But the whole thing is a charade, and Cameron’s “new” restrictions on immigrants don’t actually change anything. In practice, new immigrants to Britain already had to wait three months before gaining access to unemployment benefits, and it is not legally possible for Britain to charge EU citizens for medical care. The Conservative Party in Britain has just been churning out fake solutions to phantom problems.
It is doing so entirely to ward off the challenge from its emerging far-right rival, the anti-EU, anti-immigrant United Kingdom Independence Party, which has been poaching alarming numbers of right-wing Conservative voters. With an election due next year, Cameron is running scared, and has got into a “nastier-than-thou” bidding war with UKIP.
The anti-immigrant voters Cameron is pandering to will not change their minds when the predicted tidal wave of Balkan immigrants does not happen, nor will he change his story. He will simply claim that it was his emergency measures that stopped it. But this tempest in a teapot highlights the sheer power of the principle of free movement within the European Union. It is what makes EU citizenship the gold standard in terms of passports.
Like the United States and the Canadian province of Quebec, several EU countries offer fast-track residence permits to foreigners who will invest a large sum in the local economy: from $400,000 in Greece to $15 million in the United Kingdom. But they still actually have to live in the country in question for up to five years before getting their citizenship and passport, and the average jet-setter wants more for his money.
A US passport is no longer so desirable, because US tax and reporting requirements apply to American citizens no matter where they live in the world, and many countries impose tit-for-tat visa requirements in response to US border controls. Moreover, it’s getting easier to obtain an EU passport.
Last November Malta, the smallest EU member, announced a programme that skips the residence requirement and simply sells Maltese passports to “high-value” individuals who are willing to pay the government 650,000 euros ($885,000). It’s a quite reasonable price for a passport that confers the right to live and work almost anywhere in Europe and also offers a visa waiver for travel to the United States.
There was an outcry by offended Maltese patriots, but they were mollified when Prime Minister Joseph Muscat’s government raised the price to 1.15 million euros ($1.6 million) a few days ago. So now we know the real value of an EU passport.
Who buys these passports? Mostly rich Chinese: 248 out of 318 residence permits issued by Lisbon in the past three months to people who invested 500,000 euros ($680,000) in Portuguese property went to Chinese nationals. And there is no shortage of potential customers: a Bank of China survey revealed that almost half of the Chinese citizens with assets worth more than 10 million yuan ($1.6 million) are considering moving abroad.

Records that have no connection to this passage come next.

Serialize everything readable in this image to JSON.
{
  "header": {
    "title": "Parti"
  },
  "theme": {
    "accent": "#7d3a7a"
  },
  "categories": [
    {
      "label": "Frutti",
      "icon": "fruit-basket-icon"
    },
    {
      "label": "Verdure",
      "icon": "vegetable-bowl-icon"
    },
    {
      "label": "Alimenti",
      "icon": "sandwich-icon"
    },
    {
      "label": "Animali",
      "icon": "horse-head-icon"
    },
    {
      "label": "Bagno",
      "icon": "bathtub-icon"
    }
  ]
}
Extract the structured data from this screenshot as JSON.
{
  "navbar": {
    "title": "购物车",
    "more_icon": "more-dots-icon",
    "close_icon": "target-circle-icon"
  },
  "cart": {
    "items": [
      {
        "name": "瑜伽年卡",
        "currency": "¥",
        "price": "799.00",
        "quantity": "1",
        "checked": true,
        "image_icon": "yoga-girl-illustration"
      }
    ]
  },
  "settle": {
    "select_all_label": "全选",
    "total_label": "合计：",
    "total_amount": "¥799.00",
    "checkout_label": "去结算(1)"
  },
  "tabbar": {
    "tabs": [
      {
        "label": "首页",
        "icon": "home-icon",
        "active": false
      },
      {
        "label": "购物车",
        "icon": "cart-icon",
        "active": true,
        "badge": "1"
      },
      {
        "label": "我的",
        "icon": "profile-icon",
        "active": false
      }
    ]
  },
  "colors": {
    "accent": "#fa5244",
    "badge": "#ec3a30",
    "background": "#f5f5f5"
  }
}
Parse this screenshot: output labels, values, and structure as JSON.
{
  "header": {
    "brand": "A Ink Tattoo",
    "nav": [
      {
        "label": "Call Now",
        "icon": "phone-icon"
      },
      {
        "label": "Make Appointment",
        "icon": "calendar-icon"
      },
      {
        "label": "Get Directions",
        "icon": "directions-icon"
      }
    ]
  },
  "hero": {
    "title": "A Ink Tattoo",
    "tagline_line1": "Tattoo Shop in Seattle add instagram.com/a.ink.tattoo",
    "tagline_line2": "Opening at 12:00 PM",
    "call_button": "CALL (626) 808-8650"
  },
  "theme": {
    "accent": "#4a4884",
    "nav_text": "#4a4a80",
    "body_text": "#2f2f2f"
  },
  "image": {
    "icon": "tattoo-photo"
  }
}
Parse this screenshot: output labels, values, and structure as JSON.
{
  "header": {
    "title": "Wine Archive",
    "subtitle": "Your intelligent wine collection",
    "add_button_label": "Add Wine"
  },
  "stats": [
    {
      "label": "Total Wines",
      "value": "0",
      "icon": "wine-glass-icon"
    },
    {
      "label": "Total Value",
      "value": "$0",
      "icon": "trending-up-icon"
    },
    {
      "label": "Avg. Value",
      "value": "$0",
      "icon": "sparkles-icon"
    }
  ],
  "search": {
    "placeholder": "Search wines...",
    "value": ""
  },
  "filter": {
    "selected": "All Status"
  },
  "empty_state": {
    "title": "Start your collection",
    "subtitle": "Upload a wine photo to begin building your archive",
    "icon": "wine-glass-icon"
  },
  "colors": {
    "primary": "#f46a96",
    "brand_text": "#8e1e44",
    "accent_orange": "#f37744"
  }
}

Any EU passport – Portuguese, Latvian, Irish, whatever – gives its holder the right to live anywhere, work anywhere, set up a business anywhere in a community of 28 countries with a total population of more than 500 million people. It is the principle of free movement that makes it so valuable, and no amount of protest by “Little Englanders” on the right of British politics is going to change that.
Gwynne Dyer is an independent journalist whose articles are published in 45 countries.
To shorten to 725 words, omit paragraphs 7, 10 and 13. (“It is…UKIP”; “A US…passport”; and “Who…abroad”)